### Extracted data entries

● ● ●

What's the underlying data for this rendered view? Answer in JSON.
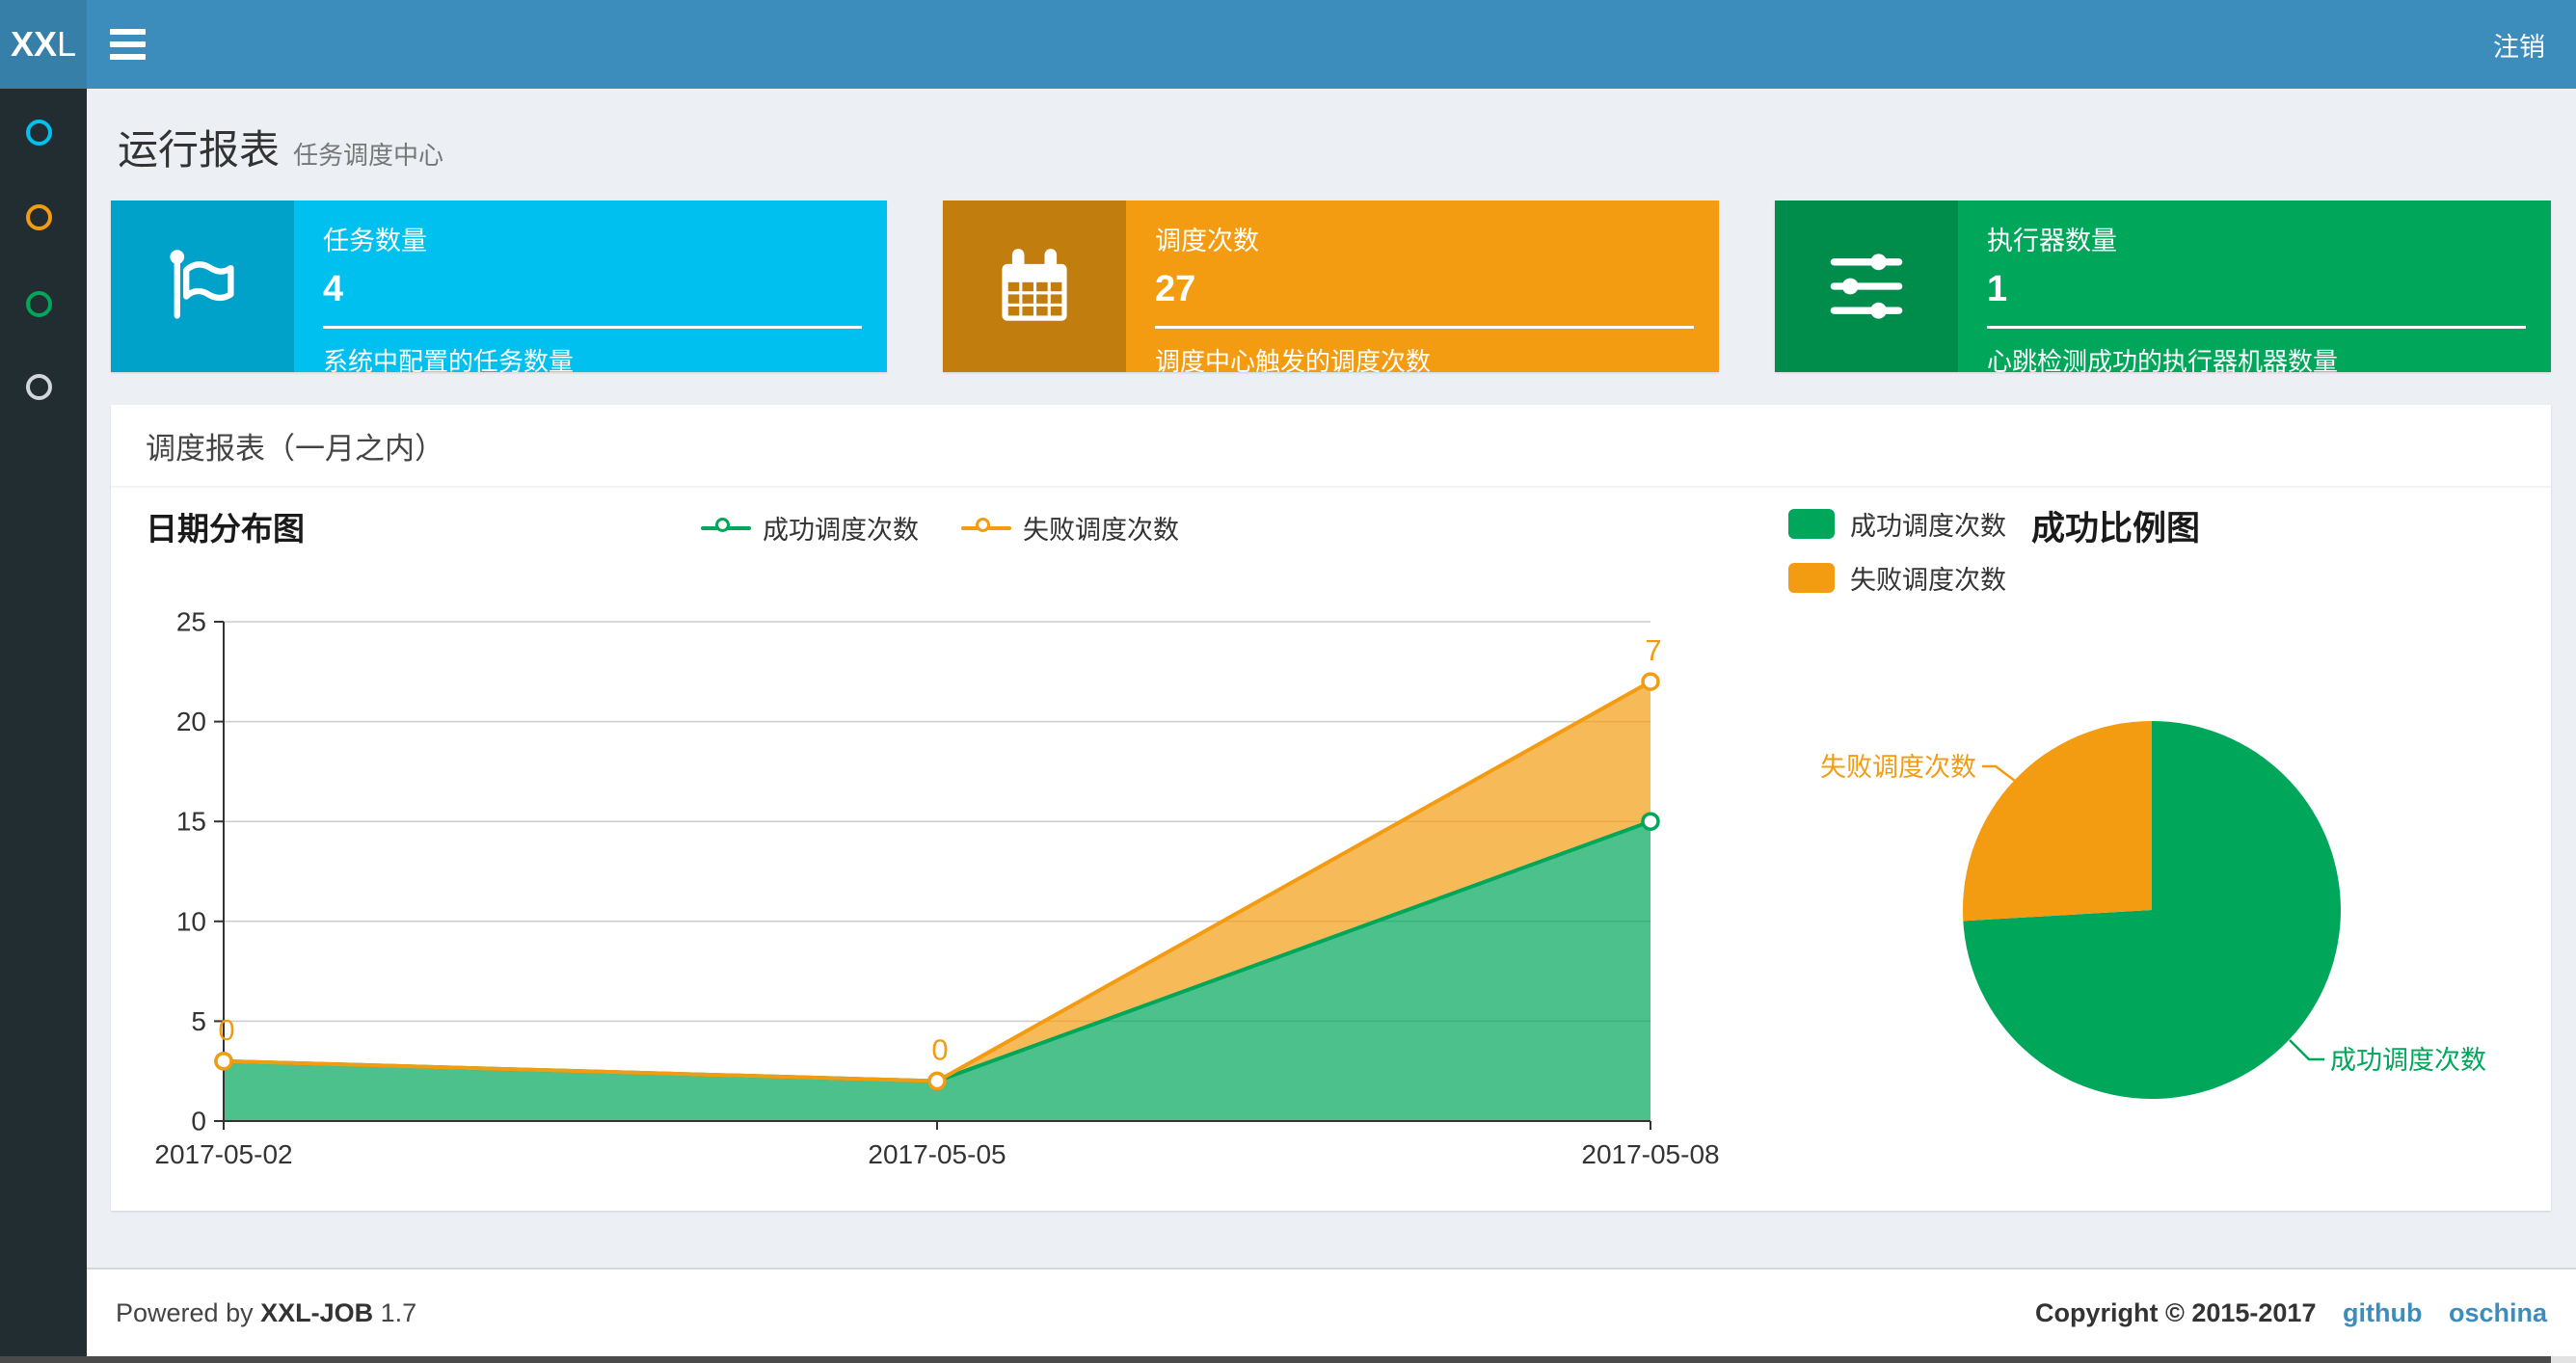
{
  "navbar": {
    "logo_bold": "XX",
    "logo_light": "L",
    "logout_label": "注销"
  },
  "sidebar": {
    "items": [
      {
        "icon": "circle-outline-icon",
        "color": "#00c0ef"
      },
      {
        "icon": "circle-outline-icon",
        "color": "#f39c12"
      },
      {
        "icon": "circle-outline-icon",
        "color": "#00a65a"
      },
      {
        "icon": "circle-outline-icon",
        "color": "#d2d6de"
      }
    ]
  },
  "page": {
    "title": "运行报表",
    "subtitle": "任务调度中心"
  },
  "info_boxes": [
    {
      "title": "任务数量",
      "value": "4",
      "desc": "系统中配置的任务数量",
      "icon": "flag-icon",
      "color": "#00c0ef",
      "icon_bg": "#00a2ca"
    },
    {
      "title": "调度次数",
      "value": "27",
      "desc": "调度中心触发的调度次数",
      "icon": "calendar-icon",
      "color": "#f39c12",
      "icon_bg": "#c17d0e"
    },
    {
      "title": "执行器数量",
      "value": "1",
      "desc": "心跳检测成功的执行器机器数量",
      "icon": "sliders-icon",
      "color": "#00a65a",
      "icon_bg": "#008d4c"
    }
  ],
  "panel": {
    "title": "调度报表（一月之内）"
  },
  "footer": {
    "powered_prefix": "Powered by",
    "product": "XXL-JOB",
    "version": "1.7",
    "copyright": "Copyright © 2015-2017",
    "links": [
      "github",
      "oschina"
    ]
  },
  "colors": {
    "navbar": "#3c8dbc",
    "logo_bg": "#367fa9",
    "sidebar_bg": "#222d32",
    "content_bg": "#ecf0f5",
    "success": "#00a65a",
    "warning": "#f39c12",
    "info": "#00c0ef"
  },
  "chart_data": [
    {
      "type": "area",
      "title": "日期分布图",
      "x": [
        "2017-05-02",
        "2017-05-05",
        "2017-05-08"
      ],
      "stacked": true,
      "series": [
        {
          "key": "success",
          "name": "成功调度次数",
          "values": [
            3,
            2,
            15
          ],
          "color": "#00a65a"
        },
        {
          "key": "fail",
          "name": "失败调度次数",
          "values": [
            0,
            0,
            7
          ],
          "color": "#f39c12",
          "point_labels": [
            "0",
            "0",
            "7"
          ]
        }
      ],
      "ylim": [
        0,
        25
      ],
      "yticks": [
        0,
        5,
        10,
        15,
        20,
        25
      ],
      "grid": true,
      "legend_position": "top-center"
    },
    {
      "type": "pie",
      "title": "成功比例图",
      "slices": [
        {
          "key": "success",
          "label": "成功调度次数",
          "value": 20,
          "color": "#00a65a"
        },
        {
          "key": "fail",
          "label": "失败调度次数",
          "value": 7,
          "color": "#f39c12"
        }
      ],
      "legend_position": "top-left"
    }
  ]
}
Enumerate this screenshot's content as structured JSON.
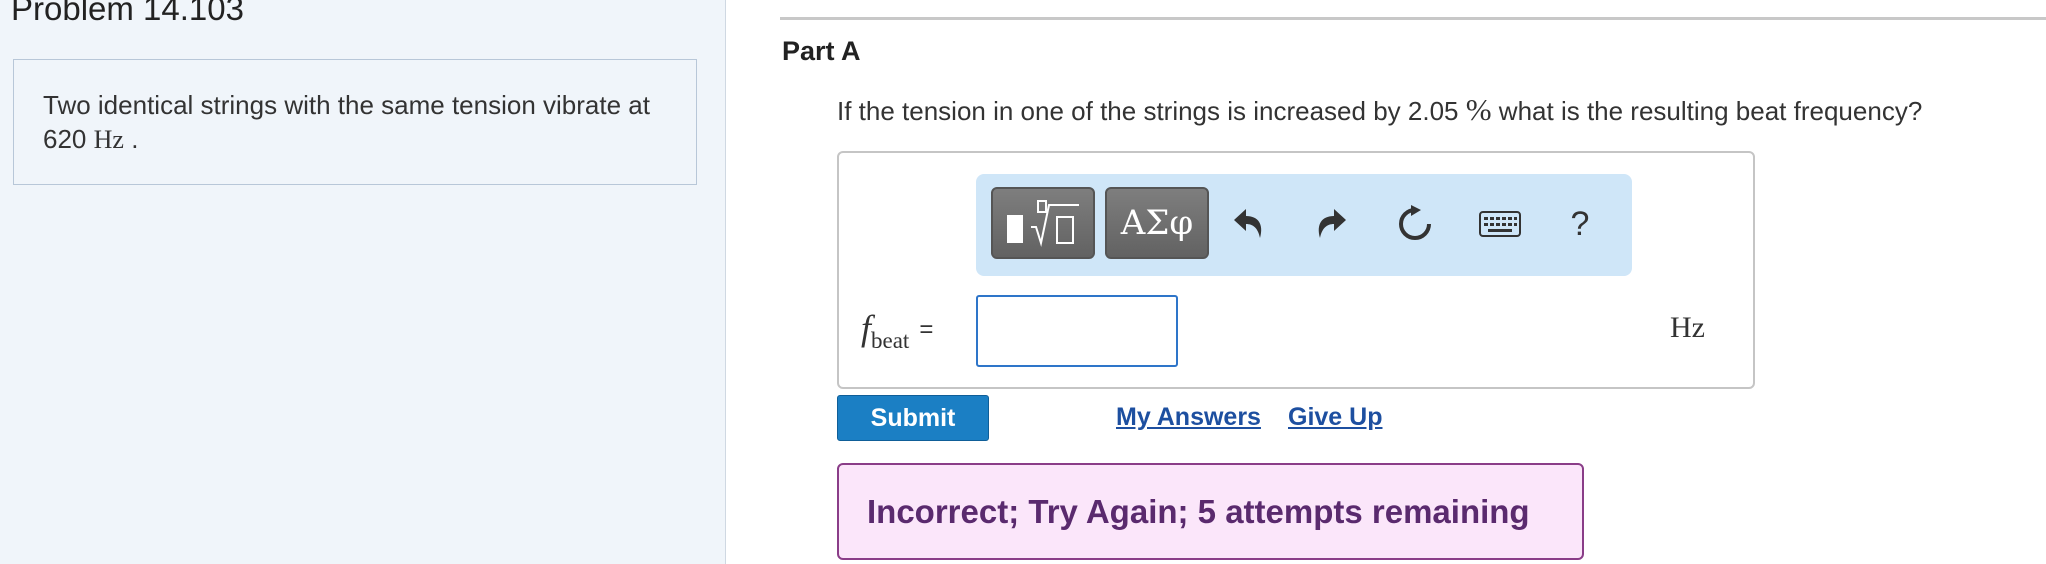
{
  "problem": {
    "title": "Problem 14.103",
    "text_prefix": "Two identical strings with the same tension vibrate at 620",
    "text_unit": "Hz",
    "text_suffix": "."
  },
  "part": {
    "title": "Part A",
    "question_prefix": "If the tension in one of the strings is increased by 2.05",
    "question_percent": "%",
    "question_suffix": "what is the resulting beat frequency?"
  },
  "toolbar": {
    "greek_label": "ΑΣφ",
    "help_label": "?",
    "icons": [
      "templates-icon",
      "greek-icon",
      "undo-icon",
      "redo-icon",
      "reset-icon",
      "keyboard-icon",
      "help-icon"
    ]
  },
  "answer": {
    "variable": "f",
    "subscript": "beat",
    "equals": "=",
    "value": "",
    "unit": "Hz"
  },
  "actions": {
    "submit_label": "Submit",
    "my_answers_label": "My Answers",
    "give_up_label": "Give Up"
  },
  "feedback": {
    "message": "Incorrect; Try Again; 5 attempts remaining"
  },
  "colors": {
    "left_panel_bg": "#f0f5fa",
    "toolbar_bg": "#cfe6f8",
    "submit_bg": "#1b7fc4",
    "link": "#1d4fa0",
    "feedback_bg": "#fbe6fa",
    "feedback_border": "#8a3d88",
    "feedback_text": "#5a2a6e"
  }
}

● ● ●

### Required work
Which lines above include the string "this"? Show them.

### Response box
What's the underlying data for this rendered view? Answer in JSON.
Enumerate this screenshot's content as structured JSON.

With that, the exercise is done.